"It's not a mathematical formula that determines the number of invitees. It's just wherever there is a natural breaking point in the voting," coordinator of Heisman Trophy Trust Tim Henning told ESPN's Joe Schad.
If you're buying this for even a second, you haven't looked at last year's voting results. Tebow won the award with 1,957 total points. Arkansas' Darren McFadden was second with 1,703. Fairly close at the top, but here's where it gets fishy. In third place, with 632 points, was Hawaii's Colt Brennan.
He was invited, despite receiving 54 first-place votes, over 400 fewer than Tebow. So was Missouri's Chase Daniel, who got only 425 points.
Seems like the "natural breaking point in the voting" came after McFadden, though maybe they had to extend more invites because they prefer at least three candidates at the ceremony. Fine, that explains Brennan, but why invite Daniel, too?
Sure, there was a nearly 250-point drop-off between Daniel and the fifth-place candidate, but all were so far behind the top two that it didn't really matter who else got invited.
Listen, I'm not arguing against Daniel, Brennan, or any of the 2007 finalists receiving an invite. I'm simply using last year's voting results as evidence that Harrell should've been invited this year.
Texas Tech coach Mike Leach said earlier this week that, "if Graham is not invited to the Heisman, they ought to quit giving out the award."
I disagree.
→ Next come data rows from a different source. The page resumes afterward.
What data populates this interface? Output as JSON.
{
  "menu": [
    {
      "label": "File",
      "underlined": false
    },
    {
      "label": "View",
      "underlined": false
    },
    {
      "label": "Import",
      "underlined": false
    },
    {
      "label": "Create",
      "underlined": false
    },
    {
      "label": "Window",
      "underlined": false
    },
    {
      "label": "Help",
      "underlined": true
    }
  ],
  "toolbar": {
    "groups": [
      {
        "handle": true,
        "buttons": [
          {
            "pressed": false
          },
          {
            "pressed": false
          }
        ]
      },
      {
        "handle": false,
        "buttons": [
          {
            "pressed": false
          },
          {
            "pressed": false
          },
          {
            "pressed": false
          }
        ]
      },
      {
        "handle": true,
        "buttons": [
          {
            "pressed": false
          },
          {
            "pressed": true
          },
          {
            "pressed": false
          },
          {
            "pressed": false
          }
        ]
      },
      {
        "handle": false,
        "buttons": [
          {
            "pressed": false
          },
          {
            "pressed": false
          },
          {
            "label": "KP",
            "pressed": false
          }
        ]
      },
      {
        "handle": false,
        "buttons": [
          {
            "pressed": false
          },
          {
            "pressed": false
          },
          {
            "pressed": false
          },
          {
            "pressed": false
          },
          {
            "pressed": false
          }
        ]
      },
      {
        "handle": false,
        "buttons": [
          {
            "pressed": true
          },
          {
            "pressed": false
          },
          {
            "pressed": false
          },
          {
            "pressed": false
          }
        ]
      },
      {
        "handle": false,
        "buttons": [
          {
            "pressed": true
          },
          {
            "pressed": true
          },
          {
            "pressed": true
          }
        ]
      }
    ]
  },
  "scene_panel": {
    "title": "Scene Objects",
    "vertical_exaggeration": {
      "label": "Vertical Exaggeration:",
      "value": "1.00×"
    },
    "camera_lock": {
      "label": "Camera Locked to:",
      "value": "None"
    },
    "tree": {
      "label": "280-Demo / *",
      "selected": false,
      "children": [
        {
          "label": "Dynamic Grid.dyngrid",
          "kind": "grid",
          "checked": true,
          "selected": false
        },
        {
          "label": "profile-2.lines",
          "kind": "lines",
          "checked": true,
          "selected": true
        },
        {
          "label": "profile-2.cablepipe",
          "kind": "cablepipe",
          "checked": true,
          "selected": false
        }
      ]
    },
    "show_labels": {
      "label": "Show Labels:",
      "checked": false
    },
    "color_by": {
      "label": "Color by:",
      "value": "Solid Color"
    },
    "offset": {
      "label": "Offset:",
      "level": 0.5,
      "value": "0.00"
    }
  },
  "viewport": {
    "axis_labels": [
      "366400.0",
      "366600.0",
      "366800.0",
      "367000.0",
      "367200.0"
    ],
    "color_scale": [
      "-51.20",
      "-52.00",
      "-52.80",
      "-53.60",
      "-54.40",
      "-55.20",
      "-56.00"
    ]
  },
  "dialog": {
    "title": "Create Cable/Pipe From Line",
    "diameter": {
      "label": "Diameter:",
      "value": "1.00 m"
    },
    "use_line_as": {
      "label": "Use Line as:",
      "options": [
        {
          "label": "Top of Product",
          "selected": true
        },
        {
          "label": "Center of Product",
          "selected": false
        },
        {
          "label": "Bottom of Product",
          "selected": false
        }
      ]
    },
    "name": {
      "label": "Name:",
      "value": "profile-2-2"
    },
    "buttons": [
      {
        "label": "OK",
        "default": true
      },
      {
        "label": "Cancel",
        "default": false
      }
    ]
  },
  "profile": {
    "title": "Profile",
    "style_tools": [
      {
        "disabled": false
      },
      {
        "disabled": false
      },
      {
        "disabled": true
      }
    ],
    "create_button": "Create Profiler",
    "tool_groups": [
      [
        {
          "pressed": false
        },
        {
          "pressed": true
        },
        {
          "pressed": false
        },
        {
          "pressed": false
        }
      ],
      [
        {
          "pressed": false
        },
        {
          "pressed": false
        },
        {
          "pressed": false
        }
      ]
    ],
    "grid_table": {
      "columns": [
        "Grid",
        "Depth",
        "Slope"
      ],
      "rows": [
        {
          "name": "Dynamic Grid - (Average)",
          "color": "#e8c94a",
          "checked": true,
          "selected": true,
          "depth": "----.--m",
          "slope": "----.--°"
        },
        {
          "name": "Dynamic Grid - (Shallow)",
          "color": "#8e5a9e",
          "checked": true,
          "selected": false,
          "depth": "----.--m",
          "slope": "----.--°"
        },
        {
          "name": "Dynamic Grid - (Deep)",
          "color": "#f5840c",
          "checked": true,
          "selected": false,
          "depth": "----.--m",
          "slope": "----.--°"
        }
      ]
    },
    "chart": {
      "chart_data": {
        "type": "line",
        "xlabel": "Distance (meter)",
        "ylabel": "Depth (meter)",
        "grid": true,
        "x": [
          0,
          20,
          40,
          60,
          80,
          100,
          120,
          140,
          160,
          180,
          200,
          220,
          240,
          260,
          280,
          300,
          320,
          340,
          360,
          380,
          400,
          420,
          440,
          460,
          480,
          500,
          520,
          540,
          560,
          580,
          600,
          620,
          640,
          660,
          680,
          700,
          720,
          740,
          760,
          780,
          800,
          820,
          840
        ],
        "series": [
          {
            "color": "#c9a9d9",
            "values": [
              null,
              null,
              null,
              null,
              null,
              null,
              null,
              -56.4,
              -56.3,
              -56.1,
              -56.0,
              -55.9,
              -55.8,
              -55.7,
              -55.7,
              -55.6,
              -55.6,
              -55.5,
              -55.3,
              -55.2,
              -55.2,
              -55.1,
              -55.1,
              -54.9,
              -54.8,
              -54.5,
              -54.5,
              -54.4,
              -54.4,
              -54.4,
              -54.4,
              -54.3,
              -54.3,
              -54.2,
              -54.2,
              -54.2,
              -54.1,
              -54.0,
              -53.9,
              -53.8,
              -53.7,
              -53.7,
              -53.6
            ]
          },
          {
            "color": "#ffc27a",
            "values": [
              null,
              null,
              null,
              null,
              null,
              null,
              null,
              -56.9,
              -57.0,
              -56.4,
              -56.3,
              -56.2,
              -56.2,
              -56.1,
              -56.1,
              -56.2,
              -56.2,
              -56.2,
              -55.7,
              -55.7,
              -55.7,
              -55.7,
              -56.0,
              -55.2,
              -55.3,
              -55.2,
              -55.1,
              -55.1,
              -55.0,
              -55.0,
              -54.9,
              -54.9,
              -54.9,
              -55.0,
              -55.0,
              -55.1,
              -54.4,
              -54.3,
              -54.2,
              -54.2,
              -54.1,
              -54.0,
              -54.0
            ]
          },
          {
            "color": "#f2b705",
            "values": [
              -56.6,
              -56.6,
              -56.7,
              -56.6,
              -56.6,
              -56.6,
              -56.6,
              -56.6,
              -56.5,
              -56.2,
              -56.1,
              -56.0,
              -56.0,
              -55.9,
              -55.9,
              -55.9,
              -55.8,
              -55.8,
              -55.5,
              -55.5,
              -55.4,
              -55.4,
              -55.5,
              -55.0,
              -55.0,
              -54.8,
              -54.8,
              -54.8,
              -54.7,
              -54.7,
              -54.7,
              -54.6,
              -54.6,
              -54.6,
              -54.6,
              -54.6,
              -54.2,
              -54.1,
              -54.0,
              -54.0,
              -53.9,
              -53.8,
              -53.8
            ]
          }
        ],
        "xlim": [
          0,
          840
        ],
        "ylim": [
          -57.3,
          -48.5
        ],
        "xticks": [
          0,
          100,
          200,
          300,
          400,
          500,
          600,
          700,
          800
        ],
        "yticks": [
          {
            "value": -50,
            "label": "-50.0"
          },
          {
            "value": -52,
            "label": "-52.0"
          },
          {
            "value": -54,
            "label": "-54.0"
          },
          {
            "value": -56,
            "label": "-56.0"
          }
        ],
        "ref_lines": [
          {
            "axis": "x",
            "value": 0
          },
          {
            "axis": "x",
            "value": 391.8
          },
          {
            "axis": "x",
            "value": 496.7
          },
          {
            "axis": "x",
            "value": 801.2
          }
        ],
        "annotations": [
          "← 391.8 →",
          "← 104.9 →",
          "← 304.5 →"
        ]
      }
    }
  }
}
But if they're not going to invite a player as deserving as Harrell, then they might as well just invite the winner. Seriously, the only "natural breaking point in the voting" that really maters is the gap between No. 1 and No. 2.
In case you're a fool who doesn't think Harrell is deserving (though I doubt anyone from the Heisman committee is reading this) here are some numbers for you to digest.
- 4,747 passing yards; second in the country and more than the other finalists
- 41 passing touchdowns; Bradford is only finalist ahead of him
- 71.5 completion percentage; McCoy is only finalist ahead of him
Obviously numbers don't always tell the whole story, but in Harrell's case, the more you know about him, the more you like. Such as Texas Tech's 11-1 record, which includes a win over McCoy's Longhorns.
Say what you want about Tech's blow-out loss to Oklahoma, a game in which Harrell still managed to complete 33 passes for 361 yards and three touchdowns. The fact remains that the Red Raiders lost only one game all season, and Harrell was the leader of the one of the the best offensive units in the country.
I'm not saying Harrell should win the award—besides, it's clear that's not going to happen—but he sure should've been invited. It's a slap in the face to a Texas Tech program, and a quarterback, that achieved so much this season.
Harrell deserves his highlight reel to be shown in the Downtown Athletic Club in New York just as Brennan and Daniel did last December.
Hopefully fans won't overlook his accomplishments just because the Heisman committee did.